CHICAGO — The city of Chicago is moving forward with its $1 lot purchase program, declaring the pilot effort a success even before lot sales have been finalized.

Earlier this year, the city began accepting applications from homeowners, block clubs and nonprofit groups that wanted to purchase city-owned, vacant residential lots for $1 each in the Englewood-Woodlawn neighborhood. More than 400 applications were received for about 550 of the 3,500 lots included in the pilot effort, according to Andrew Mooney, commissioner of the city’s department of planning and development. The city continues to vet those applications and the city council is expected to consider the sale of those lots en masse this summer.

In the meantime, the city is hoping for a similar show of interest in East Garfield Park, where the city will begin taking applications for 500 city-owned residential lots on July 1 through July 30.

“We were frankly amazed at the immediate response,” Mooney said. “Within the first day we’d received roughly 100 applications.”

To qualify as a buyer, applicants must already own property on the same block, be current on their property taxes and have no outstanding amounts due to the city. Properties are sold “as-is” and applicants must start paying the property taxes associated with the parcel.

Most of the applicants in Englewood and Woodlawn were homeowners seeking to create side yards and community gardens, according to the city.

Moving beyond the pilot phase also means shifting the application process from a paper-based system to an electronic application available at largelots.org.

The large-lot program is part of Mayor Rahm Emanuel’s five-year housing plan.

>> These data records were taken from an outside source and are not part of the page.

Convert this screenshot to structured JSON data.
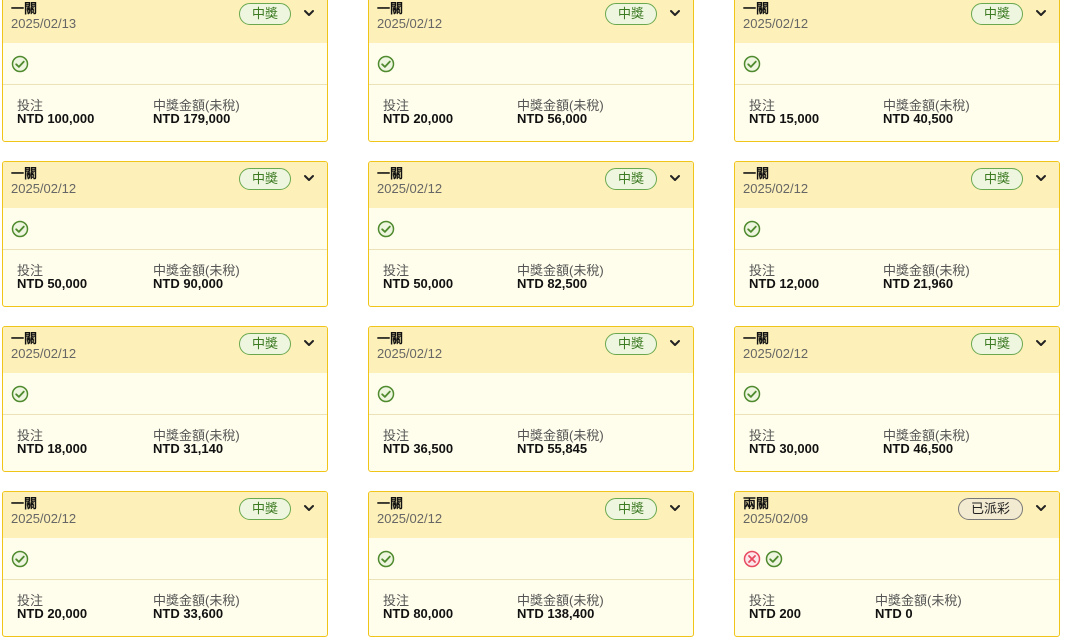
{
  "labels": {
    "stake_label": "投注",
    "payout_label": "中獎金額(未稅)"
  },
  "colors": {
    "card_border": "#f0c419",
    "header_bg": "#fdf0b8",
    "body_bg": "#fffdeb",
    "won_green": "#6aa84f",
    "lost_red": "#e84a5f"
  },
  "bets": [
    {
      "type": "一關",
      "date": "2025/02/13",
      "status": "中獎",
      "status_kind": "won",
      "results": [
        "check"
      ],
      "stake": "NTD 100,000",
      "payout": "NTD 179,000"
    },
    {
      "type": "一關",
      "date": "2025/02/12",
      "status": "中獎",
      "status_kind": "won",
      "results": [
        "check"
      ],
      "stake": "NTD 20,000",
      "payout": "NTD 56,000"
    },
    {
      "type": "一關",
      "date": "2025/02/12",
      "status": "中獎",
      "status_kind": "won",
      "results": [
        "check"
      ],
      "stake": "NTD 15,000",
      "payout": "NTD 40,500"
    },
    {
      "type": "一關",
      "date": "2025/02/12",
      "status": "中獎",
      "status_kind": "won",
      "results": [
        "check"
      ],
      "stake": "NTD 50,000",
      "payout": "NTD 90,000"
    },
    {
      "type": "一關",
      "date": "2025/02/12",
      "status": "中獎",
      "status_kind": "won",
      "results": [
        "check"
      ],
      "stake": "NTD 50,000",
      "payout": "NTD 82,500"
    },
    {
      "type": "一關",
      "date": "2025/02/12",
      "status": "中獎",
      "status_kind": "won",
      "results": [
        "check"
      ],
      "stake": "NTD 12,000",
      "payout": "NTD 21,960"
    },
    {
      "type": "一關",
      "date": "2025/02/12",
      "status": "中獎",
      "status_kind": "won",
      "results": [
        "check"
      ],
      "stake": "NTD 18,000",
      "payout": "NTD 31,140"
    },
    {
      "type": "一關",
      "date": "2025/02/12",
      "status": "中獎",
      "status_kind": "won",
      "results": [
        "check"
      ],
      "stake": "NTD 36,500",
      "payout": "NTD 55,845"
    },
    {
      "type": "一關",
      "date": "2025/02/12",
      "status": "中獎",
      "status_kind": "won",
      "results": [
        "check"
      ],
      "stake": "NTD 30,000",
      "payout": "NTD 46,500"
    },
    {
      "type": "一關",
      "date": "2025/02/12",
      "status": "中獎",
      "status_kind": "won",
      "results": [
        "check"
      ],
      "stake": "NTD 20,000",
      "payout": "NTD 33,600"
    },
    {
      "type": "一關",
      "date": "2025/02/12",
      "status": "中獎",
      "status_kind": "won",
      "results": [
        "check"
      ],
      "stake": "NTD 80,000",
      "payout": "NTD 138,400"
    },
    {
      "type": "兩關",
      "date": "2025/02/09",
      "status": "已派彩",
      "status_kind": "paid",
      "results": [
        "cross",
        "check"
      ],
      "stake": "NTD 200",
      "payout": "NTD 0"
    }
  ]
}
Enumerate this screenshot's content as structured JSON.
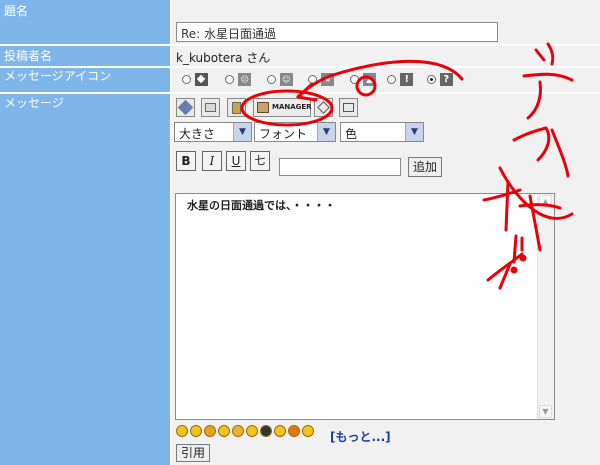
{
  "form": {
    "title_label": "題名",
    "title_value": "Re: 水星日面通過",
    "author_label": "投稿者名",
    "author_value": "k_kubotera さん",
    "icon_label": "メッセージアイコン",
    "icon_glyphs": [
      "!",
      "?"
    ],
    "message_label": "メッセージ",
    "toolbar": {
      "manager_label": "MANAGER"
    },
    "selects": {
      "size": "大きさ",
      "font": "フォント",
      "color": "色"
    },
    "format_buttons": {
      "bold": "B",
      "italic": "I",
      "underline": "U",
      "strike": "七"
    },
    "add_button": "追加",
    "message_text": "水星の日面通過では、・・・・",
    "more_link": "[もっと...]",
    "quote_button": "引用"
  },
  "colors": {
    "label_bg": "#7fb6ea",
    "cell_bg": "#f1f1f1",
    "annotation": "#e8000b"
  }
}
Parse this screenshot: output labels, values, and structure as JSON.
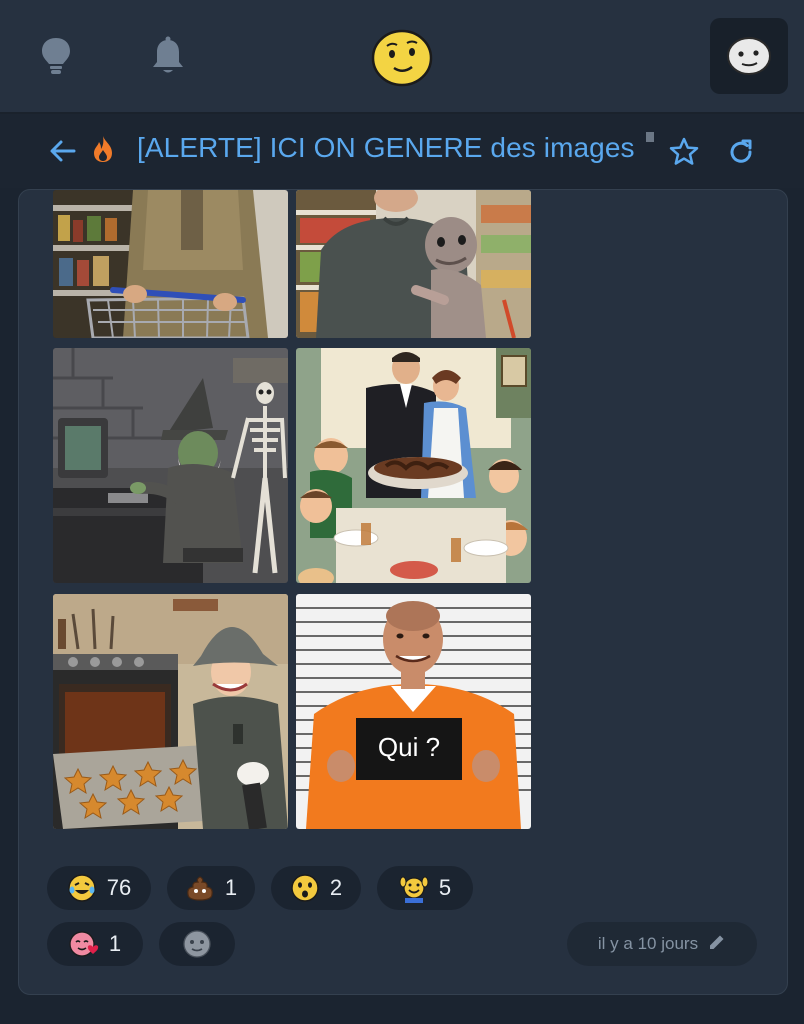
{
  "topbar": {
    "icons": [
      "lightbulb-icon",
      "bell-icon",
      "smiley-logo-icon",
      "avatar-icon"
    ]
  },
  "topic": {
    "title": "[ALERTE] ICI ON GENERE des images",
    "icons": [
      "back-arrow-icon",
      "fire-icon",
      "star-icon",
      "refresh-icon"
    ]
  },
  "images": [
    {
      "name": "man-with-shopping-cart-image"
    },
    {
      "name": "man-holding-alien-image"
    },
    {
      "name": "wizard-at-computer-image"
    },
    {
      "name": "family-dinner-image"
    },
    {
      "name": "soldier-woman-oven-image"
    },
    {
      "name": "mugshot-image",
      "sign_text": "Qui ?"
    }
  ],
  "reactions": [
    {
      "emoji": "laughing-tears-icon",
      "count": "76"
    },
    {
      "emoji": "poop-icon",
      "count": "1"
    },
    {
      "emoji": "surprised-face-icon",
      "count": "2"
    },
    {
      "emoji": "raising-hands-icon",
      "count": "5"
    },
    {
      "emoji": "heart-face-icon",
      "count": "1"
    },
    {
      "emoji": "add-reaction-icon",
      "count": ""
    }
  ],
  "post": {
    "timestamp": "il y a 10 jours",
    "edit_icon": "pencil-icon"
  },
  "colors": {
    "accent": "#5aa8ee",
    "background": "#1b2430",
    "card": "#263140",
    "fire": "#f07b2a"
  }
}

Altogether, the city owns about 15,000 vacant lots and most of them are zoned for residential use. Other neighborhoods with particularly high concentration of empty lots are North Lawndale and Austin.

Ideally, one neighborhood could be added every three months, Mooney said